● YOUR ASSIGNMENT
Nothing but the text should be carried over: reproduce all the data exactly and leave out every image.
%%
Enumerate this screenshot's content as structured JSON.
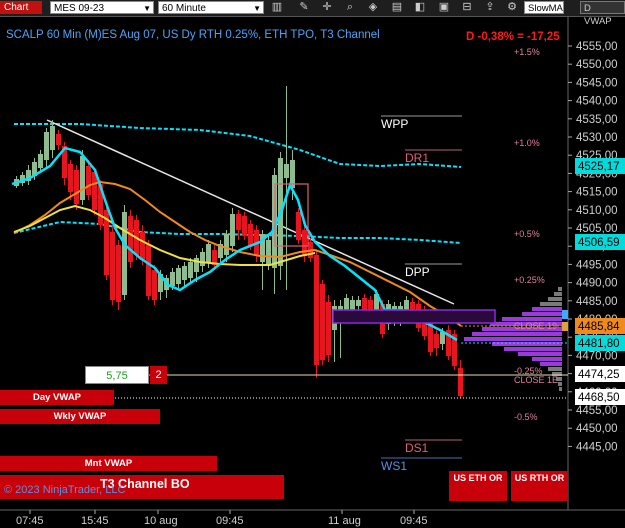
{
  "toolbar": {
    "tab_label": "Chart",
    "instrument": "MES 09-23",
    "interval": "60 Minute",
    "icons": [
      "bar-type-icon",
      "draw-tools-icon",
      "crosshair-icon",
      "zoom-icon",
      "properties-icon",
      "strategy-icon",
      "tile-icon",
      "screenshot-icon",
      "trader-icon"
    ],
    "slowma_label": "SlowMA",
    "dvwap_label": "D VWAP"
  },
  "header": {
    "title": "SCALP 60 Min (M)ES Aug 07, US Dy RTH 0.25%, ETH TPO, T3 Channel",
    "pnl": "D -0,38% = -17,25"
  },
  "price_axis": {
    "ticks": [
      "4555,00",
      "4550,00",
      "4545,00",
      "4540,00",
      "4535,00",
      "4530,00",
      "4525,00",
      "4520,00",
      "4515,00",
      "4510,00",
      "4505,00",
      "4500,00",
      "4495,00",
      "4490,00",
      "4485,00",
      "4480,00",
      "4475,00",
      "4470,00",
      "4465,00",
      "4460,00",
      "4455,00",
      "4450,00",
      "4445,00"
    ],
    "markers": [
      {
        "text": "4525,17",
        "bg": "#00dcdc",
        "fg": "#000000"
      },
      {
        "text": "4506,59",
        "bg": "#00dcdc",
        "fg": "#000000"
      },
      {
        "text": "4485,84",
        "bg": "#f08a1c",
        "fg": "#000000"
      },
      {
        "text": "4481,80",
        "bg": "#00dcdc",
        "fg": "#000000"
      },
      {
        "text": "4474,25",
        "bg": "#ffffff",
        "fg": "#000000"
      },
      {
        "text": "4468,50",
        "bg": "#ffffff",
        "fg": "#000000"
      }
    ]
  },
  "time_axis": {
    "labels": [
      "07:45",
      "15:45",
      "10 aug",
      "09:45",
      "11 aug",
      "09:45"
    ]
  },
  "levels": {
    "wpp": "WPP",
    "dr1": "DR1",
    "dpp": "DPP",
    "ds1": "DS1",
    "ws1": "WS1",
    "pct_labels": [
      "+1.5%",
      "+1.0%",
      "+0.5%",
      "+0.25%",
      "-0.25%",
      "-0.5%"
    ],
    "close_labels": [
      "CLOSE 19",
      "CLOSE 1E"
    ]
  },
  "order_entry": {
    "value": "5,75",
    "quantity": "2"
  },
  "vwap_buttons": [
    "Day VWAP",
    "Wkly VWAP",
    "Mnt VWAP"
  ],
  "t3_label": "T3 Channel BO",
  "copyright": "© 2023 NinjaTrader, LLC",
  "or_buttons": [
    "US ETH OR",
    "US RTH OR"
  ],
  "colors": {
    "bull": "#8fbc8f",
    "bear": "#e8141e",
    "cyan": "#00e5ff",
    "orange": "#f08a1c",
    "yellow": "#f0e040",
    "purple": "#8a2be2",
    "gray": "#8a8a8a"
  }
}
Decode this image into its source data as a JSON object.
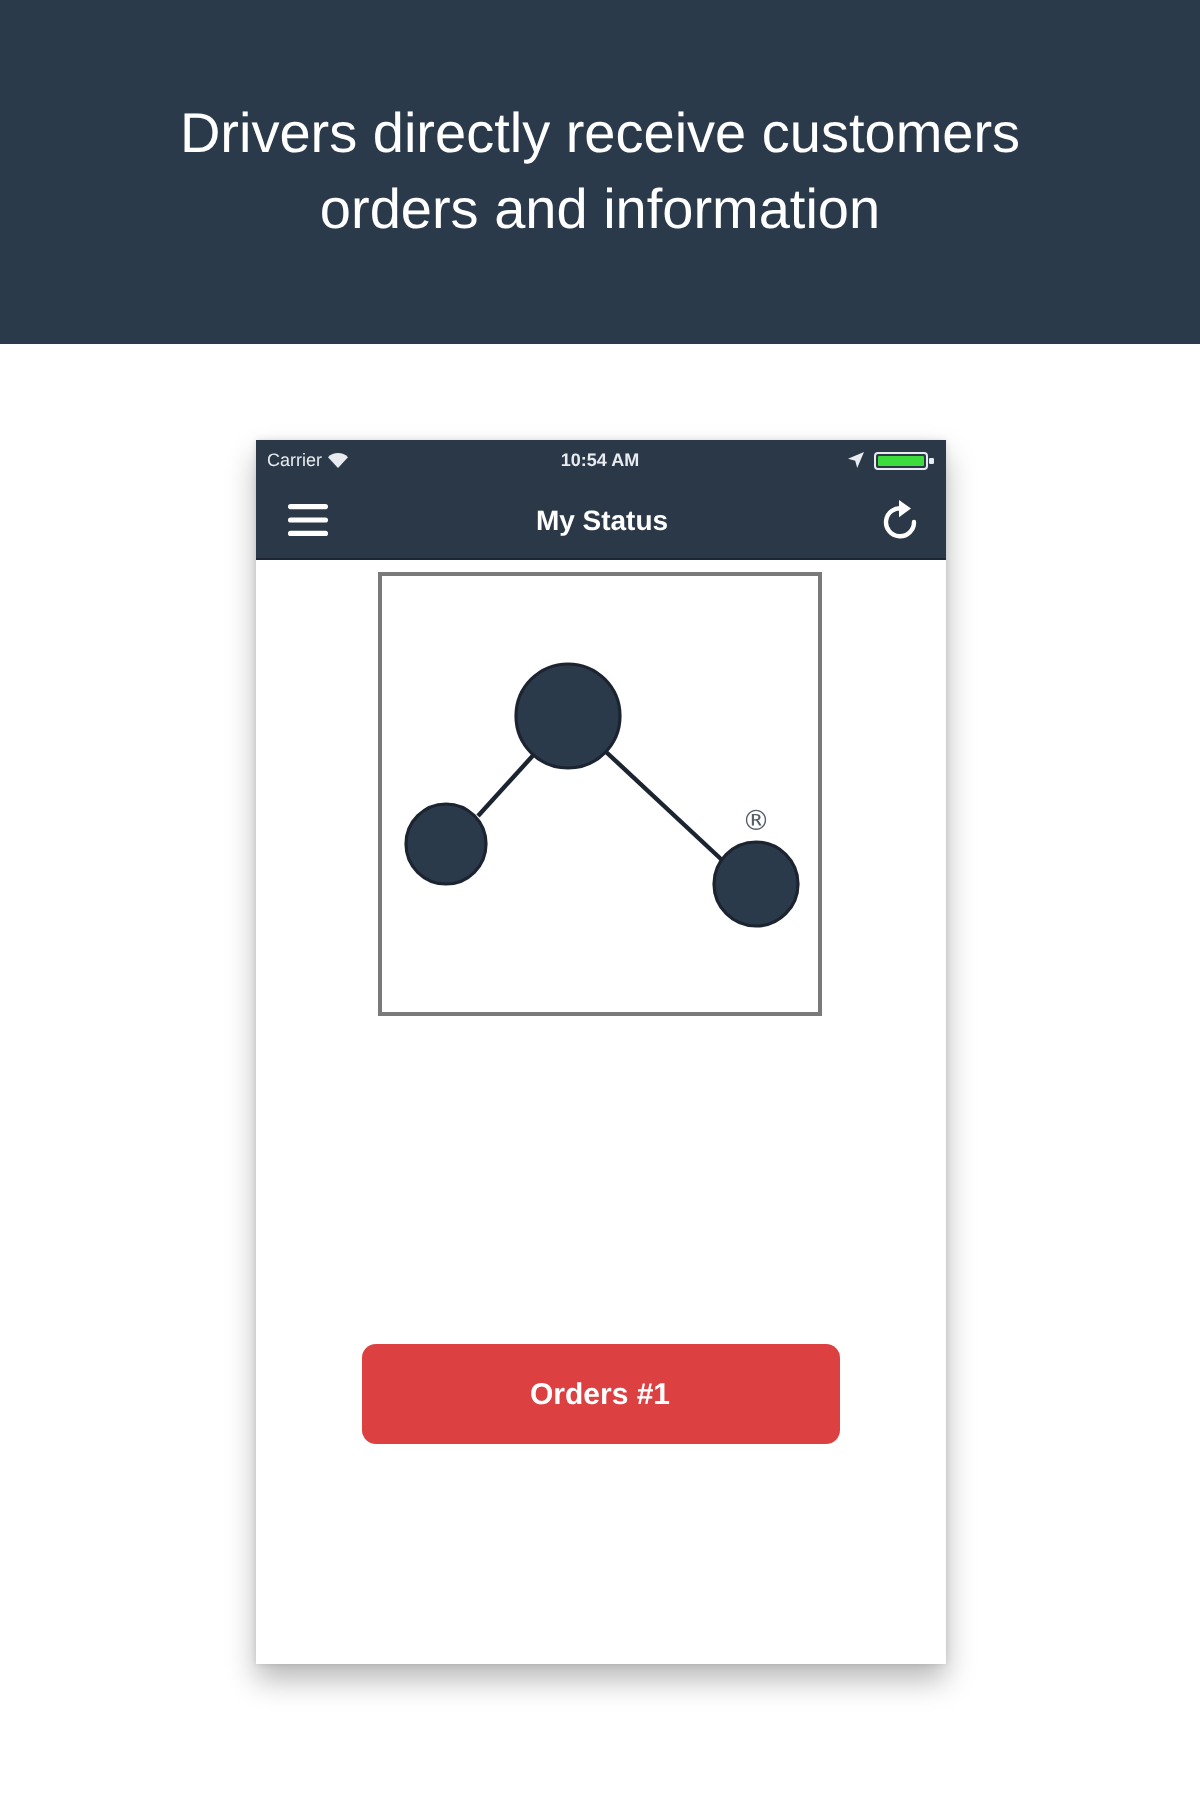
{
  "banner": {
    "headline": "Drivers directly receive customers orders and information"
  },
  "phone": {
    "status_bar": {
      "carrier": "Carrier",
      "time": "10:54 AM"
    },
    "nav_bar": {
      "title": "My Status"
    },
    "logo": {
      "mark": "®"
    },
    "orders_button": {
      "label": "Orders #1"
    }
  }
}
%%
● COMPLETED EXERCISE
Enumerate this screenshot's content as structured JSON.
{
  "toolbar": {
    "tab_label": "Chart",
    "instrument": "MES 09-23",
    "interval": "60 Minute",
    "icons": [
      "bar-type-icon",
      "draw-tools-icon",
      "crosshair-icon",
      "zoom-icon",
      "properties-icon",
      "strategy-icon",
      "tile-icon",
      "screenshot-icon",
      "trader-icon"
    ],
    "slowma_label": "SlowMA",
    "dvwap_label": "D VWAP"
  },
  "header": {
    "title": "SCALP 60 Min (M)ES Aug 07, US Dy RTH 0.25%, ETH TPO, T3 Channel",
    "pnl": "D -0,38% = -17,25"
  },
  "price_axis": {
    "ticks": [
      "4555,00",
      "4550,00",
      "4545,00",
      "4540,00",
      "4535,00",
      "4530,00",
      "4525,00",
      "4520,00",
      "4515,00",
      "4510,00",
      "4505,00",
      "4500,00",
      "4495,00",
      "4490,00",
      "4485,00",
      "4480,00",
      "4475,00",
      "4470,00",
      "4465,00",
      "4460,00",
      "4455,00",
      "4450,00",
      "4445,00"
    ],
    "markers": [
      {
        "text": "4525,17",
        "bg": "#00dcdc",
        "fg": "#000000"
      },
      {
        "text": "4506,59",
        "bg": "#00dcdc",
        "fg": "#000000"
      },
      {
        "text": "4485,84",
        "bg": "#f08a1c",
        "fg": "#000000"
      },
      {
        "text": "4481,80",
        "bg": "#00dcdc",
        "fg": "#000000"
      },
      {
        "text": "4474,25",
        "bg": "#ffffff",
        "fg": "#000000"
      },
      {
        "text": "4468,50",
        "bg": "#ffffff",
        "fg": "#000000"
      }
    ]
  },
  "time_axis": {
    "labels": [
      "07:45",
      "15:45",
      "10 aug",
      "09:45",
      "11 aug",
      "09:45"
    ]
  },
  "levels": {
    "wpp": "WPP",
    "dr1": "DR1",
    "dpp": "DPP",
    "ds1": "DS1",
    "ws1": "WS1",
    "pct_labels": [
      "+1.5%",
      "+1.0%",
      "+0.5%",
      "+0.25%",
      "-0.25%",
      "-0.5%"
    ],
    "close_labels": [
      "CLOSE 19",
      "CLOSE 1E"
    ]
  },
  "order_entry": {
    "value": "5,75",
    "quantity": "2"
  },
  "vwap_buttons": [
    "Day VWAP",
    "Wkly VWAP",
    "Mnt VWAP"
  ],
  "t3_label": "T3 Channel BO",
  "copyright": "© 2023 NinjaTrader, LLC",
  "or_buttons": [
    "US ETH OR",
    "US RTH OR"
  ],
  "colors": {
    "bull": "#8fbc8f",
    "bear": "#e8141e",
    "cyan": "#00e5ff",
    "orange": "#f08a1c",
    "yellow": "#f0e040",
    "purple": "#8a2be2",
    "gray": "#8a8a8a"
  }
}
Decode this image into its source data as a JSON object.
{
  "banner": {
    "headline": "Drivers directly receive customers orders and information"
  },
  "phone": {
    "status_bar": {
      "carrier": "Carrier",
      "time": "10:54 AM"
    },
    "nav_bar": {
      "title": "My Status"
    },
    "logo": {
      "mark": "®"
    },
    "orders_button": {
      "label": "Orders #1"
    }
  }
}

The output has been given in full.